Global plan of action to strengthen role of health systems in addressing interpersonal violence, in particular against women and girls, and against children
Women and girls bear an enormous burden of violence that is rooted in gender inequality. Such violence is often hidden and stigmatized and also often socially sanctioned. Health and other institutions are slow to recognize and address this violence and services are often not available. Until recently, violence against women and girls has also been largely invisible within national and international statistics and surveillance systems.

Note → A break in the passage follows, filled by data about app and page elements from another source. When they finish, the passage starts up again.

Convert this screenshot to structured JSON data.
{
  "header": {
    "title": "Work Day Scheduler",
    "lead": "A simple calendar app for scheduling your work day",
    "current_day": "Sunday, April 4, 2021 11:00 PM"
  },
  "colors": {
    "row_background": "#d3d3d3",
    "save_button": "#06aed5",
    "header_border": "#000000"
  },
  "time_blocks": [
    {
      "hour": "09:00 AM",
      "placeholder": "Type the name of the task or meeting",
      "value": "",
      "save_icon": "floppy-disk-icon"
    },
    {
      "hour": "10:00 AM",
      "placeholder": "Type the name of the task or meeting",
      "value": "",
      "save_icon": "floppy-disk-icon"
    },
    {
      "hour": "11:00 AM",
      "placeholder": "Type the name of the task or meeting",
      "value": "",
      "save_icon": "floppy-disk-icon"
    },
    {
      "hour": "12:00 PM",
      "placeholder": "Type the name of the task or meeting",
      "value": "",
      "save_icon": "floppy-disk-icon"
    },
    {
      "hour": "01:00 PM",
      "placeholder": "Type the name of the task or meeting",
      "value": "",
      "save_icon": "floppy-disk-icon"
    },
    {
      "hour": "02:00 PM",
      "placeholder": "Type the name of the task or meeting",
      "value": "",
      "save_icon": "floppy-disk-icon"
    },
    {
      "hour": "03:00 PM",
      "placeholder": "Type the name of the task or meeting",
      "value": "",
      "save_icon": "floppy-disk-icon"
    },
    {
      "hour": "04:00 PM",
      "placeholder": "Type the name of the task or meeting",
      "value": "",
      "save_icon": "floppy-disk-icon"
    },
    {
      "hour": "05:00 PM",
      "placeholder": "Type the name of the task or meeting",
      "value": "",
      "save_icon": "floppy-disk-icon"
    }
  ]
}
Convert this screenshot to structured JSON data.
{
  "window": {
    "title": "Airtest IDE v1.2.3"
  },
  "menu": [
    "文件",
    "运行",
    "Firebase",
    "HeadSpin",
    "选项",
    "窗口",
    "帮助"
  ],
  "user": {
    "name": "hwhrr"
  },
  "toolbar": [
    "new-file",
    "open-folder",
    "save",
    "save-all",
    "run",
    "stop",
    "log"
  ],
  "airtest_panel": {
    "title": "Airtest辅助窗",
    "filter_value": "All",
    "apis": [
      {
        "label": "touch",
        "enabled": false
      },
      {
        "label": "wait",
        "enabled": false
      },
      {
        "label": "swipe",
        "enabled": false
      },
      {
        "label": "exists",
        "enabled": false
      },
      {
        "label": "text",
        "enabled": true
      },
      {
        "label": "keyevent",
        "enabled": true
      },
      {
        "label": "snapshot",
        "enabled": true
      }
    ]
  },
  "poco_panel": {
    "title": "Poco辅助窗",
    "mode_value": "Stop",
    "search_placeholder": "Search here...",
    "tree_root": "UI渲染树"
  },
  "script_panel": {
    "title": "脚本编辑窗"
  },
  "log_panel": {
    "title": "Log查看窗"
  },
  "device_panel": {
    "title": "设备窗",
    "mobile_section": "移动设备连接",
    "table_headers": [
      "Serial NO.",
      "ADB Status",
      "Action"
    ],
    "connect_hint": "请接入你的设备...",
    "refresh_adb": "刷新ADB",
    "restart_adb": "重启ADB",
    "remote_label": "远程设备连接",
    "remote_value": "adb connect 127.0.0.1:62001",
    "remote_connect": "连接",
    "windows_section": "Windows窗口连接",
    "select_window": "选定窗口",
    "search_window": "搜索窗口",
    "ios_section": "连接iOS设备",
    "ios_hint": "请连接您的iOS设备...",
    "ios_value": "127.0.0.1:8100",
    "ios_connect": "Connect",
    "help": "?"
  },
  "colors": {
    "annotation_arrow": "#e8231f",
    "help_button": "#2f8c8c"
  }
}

21 November 2014 - Every single day, women and girls across the world face violence. According to a new series co-authored by WHO, which is published in The Lancet today, efforts must be dramatically stepped up to address this global problem – which includes intimate partner violence, rape, female genital mutilation, trafficking, and forced marriage, and which has serious consequences for victims’ physical and mental health. The new WHO clinical handbook, Health care for women subjected to intimate partner violence or sexual violence, to be published online for field-testing on 24 November, will provide practical information to health-care providers, to accelerate progress towards tackling this issue.
20 MAY 2014 – Dr Christine Kaseba-Sata, First Lady of Zambia, addressed delegates at the World Health Assembly and deplored the prevalence of violence against women and girls and the extent to which cases of violence remain hidden and unrecognized. Member States adopted a resolution on “Strengthening the role of the health system in addressing violence, in particular against women and girls, and against children” at the 67th World Health Assembly.